It's tempting to focus on all the controversy surrounding Gorgoroth. It certainly makes for good headlines - competing lineups, copyright ownerships, bitter lawsuits, criminal assault, censorship, even homosexuality - and inevitably, the music gets lost in the shuffle. And it did, for good reason: Gorgoroth just weren't the band they used to be. And hadn't been, for a long time.
See, there was once a time when Gorgoroth were simply a band, and a simply great one, during the cold, dark days of the (mostly) pre-internet 1990s. True Norwegian Black Metal still meant something back then - no nostalgia, no tourism, no fun - and Gorgoroth were truer than most. They still had mystique, even when they made the at-the-time-incongruous leap to a major metal label. Their first three records embodied the era more than just about all else, from sound and songwriting on down to sheer looks and the label from which they sprang (the late, great Malicious Records: hi). Those were glorious times; anyone else who argues otherwise wasn't there in the first place.
Gorgoroth entered the new millennium with a daring, divisive record, but it seemed to signal (in retrospect, of course) a slow, steady decline, as an overhauled lineup began to assert its agenda more aggressively than founder Infernus. "Will the real Gorgoroth please stand up?" was a question on more than a few minds as the decade progressed.
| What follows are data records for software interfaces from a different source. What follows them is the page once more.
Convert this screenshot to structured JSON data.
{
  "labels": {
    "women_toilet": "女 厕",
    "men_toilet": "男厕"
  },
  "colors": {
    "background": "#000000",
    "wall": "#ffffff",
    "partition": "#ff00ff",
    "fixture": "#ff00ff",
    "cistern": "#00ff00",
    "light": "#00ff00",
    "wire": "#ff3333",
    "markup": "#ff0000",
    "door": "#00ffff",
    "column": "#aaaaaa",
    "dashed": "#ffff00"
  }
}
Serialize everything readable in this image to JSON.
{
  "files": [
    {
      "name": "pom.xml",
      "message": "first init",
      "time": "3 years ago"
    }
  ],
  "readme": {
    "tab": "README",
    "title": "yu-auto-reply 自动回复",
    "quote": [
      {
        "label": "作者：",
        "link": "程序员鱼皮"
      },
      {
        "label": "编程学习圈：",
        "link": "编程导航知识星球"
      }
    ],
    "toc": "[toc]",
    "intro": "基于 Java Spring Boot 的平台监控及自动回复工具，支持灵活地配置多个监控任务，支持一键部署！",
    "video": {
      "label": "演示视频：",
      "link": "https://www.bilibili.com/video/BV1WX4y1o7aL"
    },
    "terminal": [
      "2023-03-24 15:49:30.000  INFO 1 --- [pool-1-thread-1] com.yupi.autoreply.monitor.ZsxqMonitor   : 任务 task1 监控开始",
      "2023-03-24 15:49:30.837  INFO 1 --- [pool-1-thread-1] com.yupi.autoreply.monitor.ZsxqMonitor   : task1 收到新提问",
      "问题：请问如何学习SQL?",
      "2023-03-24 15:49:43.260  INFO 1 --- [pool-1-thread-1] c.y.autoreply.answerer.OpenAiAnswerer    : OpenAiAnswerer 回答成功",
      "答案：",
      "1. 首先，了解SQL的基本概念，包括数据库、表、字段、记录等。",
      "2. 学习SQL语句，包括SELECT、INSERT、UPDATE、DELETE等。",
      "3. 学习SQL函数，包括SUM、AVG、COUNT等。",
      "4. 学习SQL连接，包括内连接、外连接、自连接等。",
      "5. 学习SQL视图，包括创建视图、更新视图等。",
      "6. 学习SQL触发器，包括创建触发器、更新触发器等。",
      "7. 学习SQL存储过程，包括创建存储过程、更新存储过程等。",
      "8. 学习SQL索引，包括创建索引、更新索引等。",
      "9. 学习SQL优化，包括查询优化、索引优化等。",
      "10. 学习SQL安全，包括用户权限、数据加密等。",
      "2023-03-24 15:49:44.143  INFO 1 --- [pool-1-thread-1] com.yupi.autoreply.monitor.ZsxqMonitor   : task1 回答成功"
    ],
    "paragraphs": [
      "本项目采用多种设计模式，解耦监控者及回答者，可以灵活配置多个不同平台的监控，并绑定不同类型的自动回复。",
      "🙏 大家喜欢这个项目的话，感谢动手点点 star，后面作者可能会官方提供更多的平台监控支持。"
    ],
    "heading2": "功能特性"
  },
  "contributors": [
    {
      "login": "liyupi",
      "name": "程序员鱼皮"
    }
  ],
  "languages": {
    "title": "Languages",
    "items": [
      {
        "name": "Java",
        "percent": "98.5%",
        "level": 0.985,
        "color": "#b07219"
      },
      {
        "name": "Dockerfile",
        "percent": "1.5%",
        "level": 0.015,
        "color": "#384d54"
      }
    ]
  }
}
Then came the fallout and...well, I'm sure you know the rest. Yawn then; yawn now. Which makes their arrival at 2009's Quantos Possunt Ad Satanitatem Trahunt all the more fascinating, and more victorious. A primitive fucker of a record, for what it lacked in fanfare - which is either down the legal dust settling or, in this writer's shit-stirring mind, its unabashed regression - it cleared the decks and reestablished the Gorgoroth agenda. Six years later and now arrives Instinctus Bestialis, an altogether more focussed 'n' welcoming record. Yours truly misses the crudity of its predecessor, but hey: Gorgoroth are truly back to the music, and their first ZT cover story here is well earned. Our man John Norby checks in with Infernus for a titillatingly candid chat.
Oh, right: this issue's one of our most varied yet! And slotting well with our cover stars, lotsa black metal. And one of our biggest reviews sections ever. So get reading...under the sign of Hell!
FREE 16-TRACK COVERMOUNT CD FEATURING
Gorgoroth | Azavatar | Obsequiae | Murdryck | Isvind | Saturnian Mist | My Silent Wake | Absolution | Supuration | Undead | Infected Society | Designs Of Chaos | The Negation | I Am The Trireme | Amestigon | Akitsa
PROPAGANDANews and ZT sponsored shows
REGULAR FEATURESObsequiae | Akitsa | Saturnian Mist | Deathhammer | Embrace Of Thorns | Satan's Wrath | Haar | Prurient | Armored Saint | Ol Drake | High On Fire | Goatsnake | Lucifer | Ken Mode | Rolo Tomassi | Poison Girls
UNDERGROUND BLACK METAL SECTIONAmestigon | Downfall Of Nur | Vargnatt
DARK ENTRIES | DARK AMBIENTYen Pox | Vanessa Amara | Barnett & Coloccia
RAPID FIREUndergang | Lucifer's Fall | Amputory | Azavatar | Maruta | Pig Heart Transplant | Wrathage | Abhor | Undead | Paganland | N.K.V.D.
SENTENCINGAudio reviews including the ZT Soundcheck and Release Of The Issue Live reviews
- LABEL PROFILE | Lamech Records
- ON THE RACK | Luca Turilli's Rhapsody
- ARTIST PROFILE | Anthony J. Roberts
- VIEW FROM THE BUNKER | Alan 'Nemtheanga' Averill's column